Your baby’s development begins while they’re still microscopic. There’s a lot going on at the cellular level that sets the course for how your child will develop. This is the level where chromosomal abnormalities can happen, and this can lead to health problems.

How do chromosomal abnormalities happen, and is it possible to screen for or prevent them during your pregnancy? Valley Perinatal Services has answers.

When Chromosomal Abnormalities Happen

Chromosomes are thread-like structures found in the nucleus of every single cell in the body. Humans have 23 pairs of them, with 46 chromosomes total. These chromosomes contain the genetic information that tells the body’s different types of cells how to do their jobs. Errors in chromosomes can happen during cell division, and some genetic or environmental factors may also be linked to chromosomal abnormalities in pregnancy.

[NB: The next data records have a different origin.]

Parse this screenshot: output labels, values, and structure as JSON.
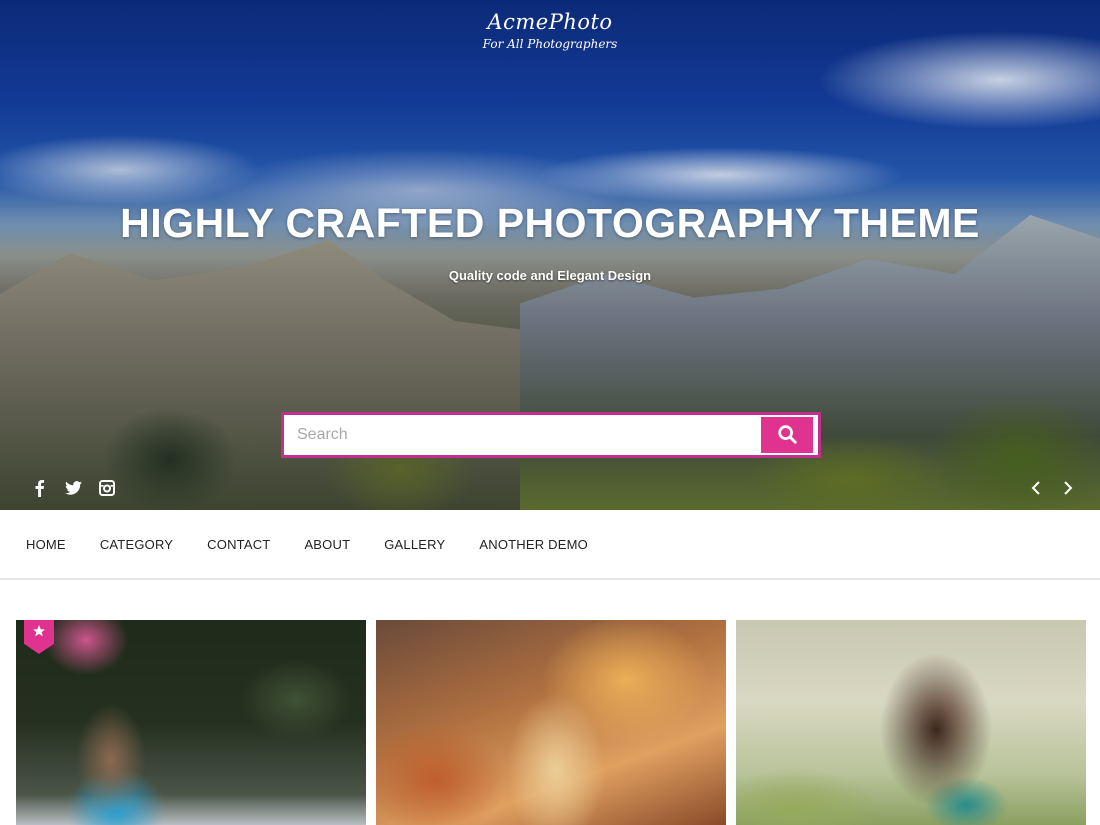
{
  "brand": {
    "title": "AcmePhoto",
    "tagline": "For All Photographers"
  },
  "hero": {
    "title": "HIGHLY CRAFTED PHOTOGRAPHY THEME",
    "subtitle": "Quality code and Elegant Design",
    "search": {
      "placeholder": "Search",
      "value": "",
      "button_icon": "search-icon"
    },
    "social_icons": [
      "facebook-icon",
      "twitter-icon",
      "instagram-icon"
    ],
    "slider_controls": [
      "chevron-left-icon",
      "chevron-right-icon"
    ]
  },
  "nav": {
    "items": [
      {
        "label": "HOME"
      },
      {
        "label": "CATEGORY"
      },
      {
        "label": "CONTACT"
      },
      {
        "label": "ABOUT"
      },
      {
        "label": "GALLERY"
      },
      {
        "label": "ANOTHER DEMO"
      }
    ]
  },
  "gallery": {
    "cards": [
      {
        "featured": true,
        "badge_icon": "star-icon"
      },
      {
        "featured": false
      },
      {
        "featured": false
      }
    ]
  },
  "colors": {
    "accent": "#e0338f",
    "search_border": "#c2308f",
    "nav_text": "#222222"
  }
}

When sex cells divide, they create cells with half the number of chromosomes, which allows each parent to give 23 chromosomes to their child so they end up with the total of 46. If this process doesn’t happen correctly, a child could have an extra chromosome (trisomy) or be missing a chromosome (monosomy). This can cause a variety of disorders including Down’s syndrome, Patau’s syndrome, or Edward’s syndrome. Problems in meiosis could also lead to miscarriage or stillbirth.

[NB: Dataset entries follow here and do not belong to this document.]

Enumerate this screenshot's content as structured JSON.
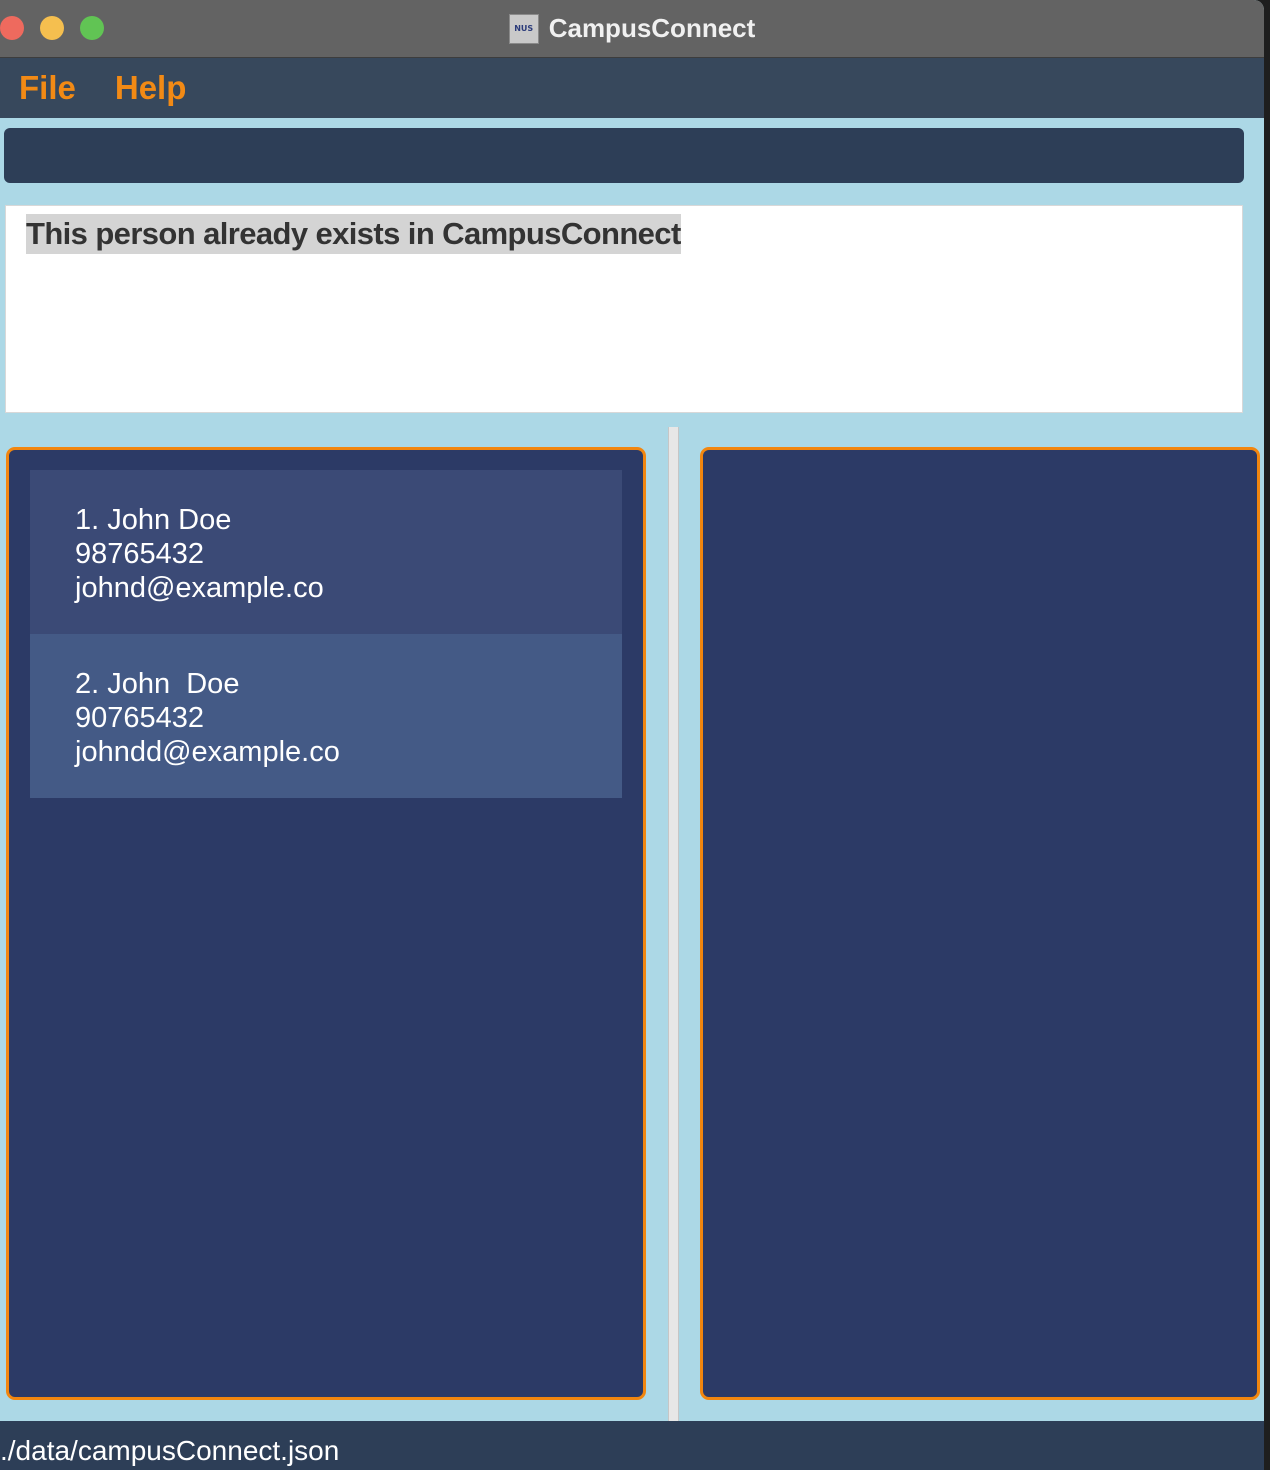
{
  "window": {
    "title": "CampusConnect",
    "app_icon_text": "NUS"
  },
  "menu": {
    "items": [
      {
        "label": "File"
      },
      {
        "label": "Help"
      }
    ]
  },
  "command_box": {
    "value": "",
    "placeholder": ""
  },
  "result_display": {
    "message": "This person already exists in CampusConnect"
  },
  "person_list": {
    "persons": [
      {
        "name_line": "1. John Doe",
        "phone": "98765432",
        "email": "johnd@example.co"
      },
      {
        "name_line": "2. John  Doe",
        "phone": "90765432",
        "email": "johndd@example.co"
      }
    ]
  },
  "status_bar": {
    "save_location": "./data/campusConnect.json"
  },
  "colors": {
    "accent_orange": "#f28a15",
    "panel_background": "#2c3a66",
    "window_background": "#acd8e6",
    "menu_background": "#37485c"
  }
}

Once the baby begins to grow, the cells undergo mitosis. This is when a cell duplicates by doubling its chromosomes, then splitting in half to get back down to the correct number. This process repeats as the baby grows and continues throughout their life to replace cells that are damaged or dead. Errors in this process can also lead to extra or missing chromosomes.

Prenatal Screening for Chromosomal Abnormalities

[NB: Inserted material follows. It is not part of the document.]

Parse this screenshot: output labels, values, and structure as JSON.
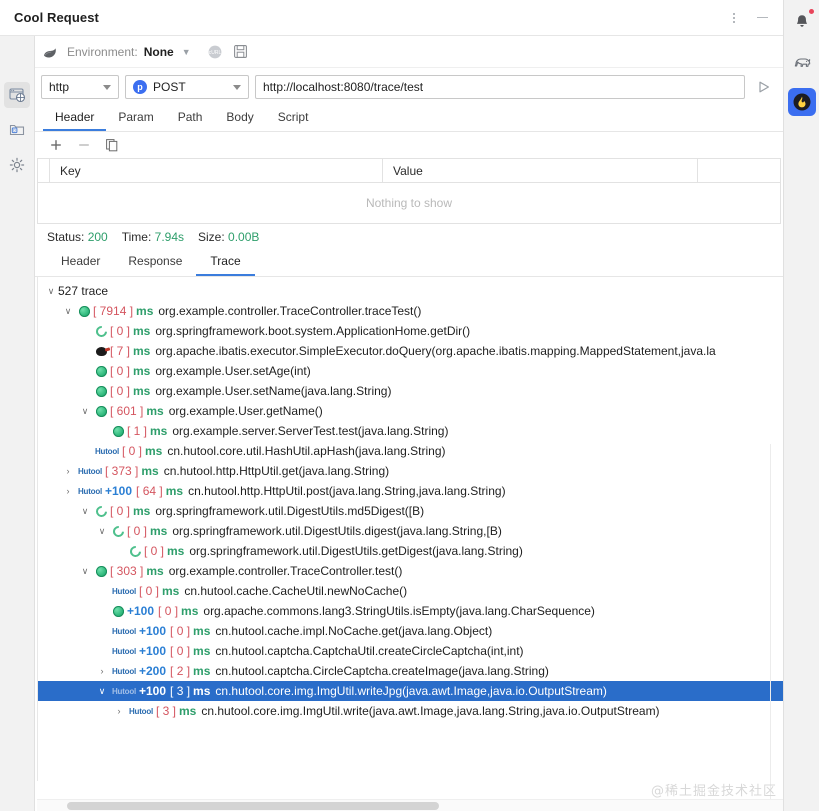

Tests to screen for chromosomal abnormalities in pregnancy can be performed as early as 11 weeks into pregnancy. Screening tests are not designed to diagnose an abnormality, however; they are designed to test whether something looks normal or abnormal and inform you of the risk level. Your doctor will likely recommend additional tests to make a diagnosis.

A perinatologist will likely use a maternal blood test to check your pregnancy hormone levels and a nuchal translucency measurement, which uses an ultrasound to measure fluid levels in the space behind the baby’s neck. This information, when combined with the mother’s age and other risk factors, can give a perinatologist a good idea of your risk level.

Mothers who will be 35 or older at the time of delivery will likely get recommended for further testing. These tests can include amniocentesis and chorionic villus sampling.

Prenatal Testing at Valley Perinatal Services

Expectant high-risk mothers and their children can benefit from additional genetic testing to screen for life-changing complications. For mothers and their obstetricians in the Phoenix area, Valley Perinatal Services can help co-manage pregnancies and perform tests.

Our staff includes experienced perinatologists and other specialists trained to respond to your unique challenges and uncover potential problems. Our state-of-the-art technology and training will help you achieve better outcomes and maintain your peace of mind.

Whether you’re looking for ultrasound imaging, genetic counseling, or screening procedures, we can develop a plan that works for you. For more information, call our team at 480.756.6000 or schedule an appointment online.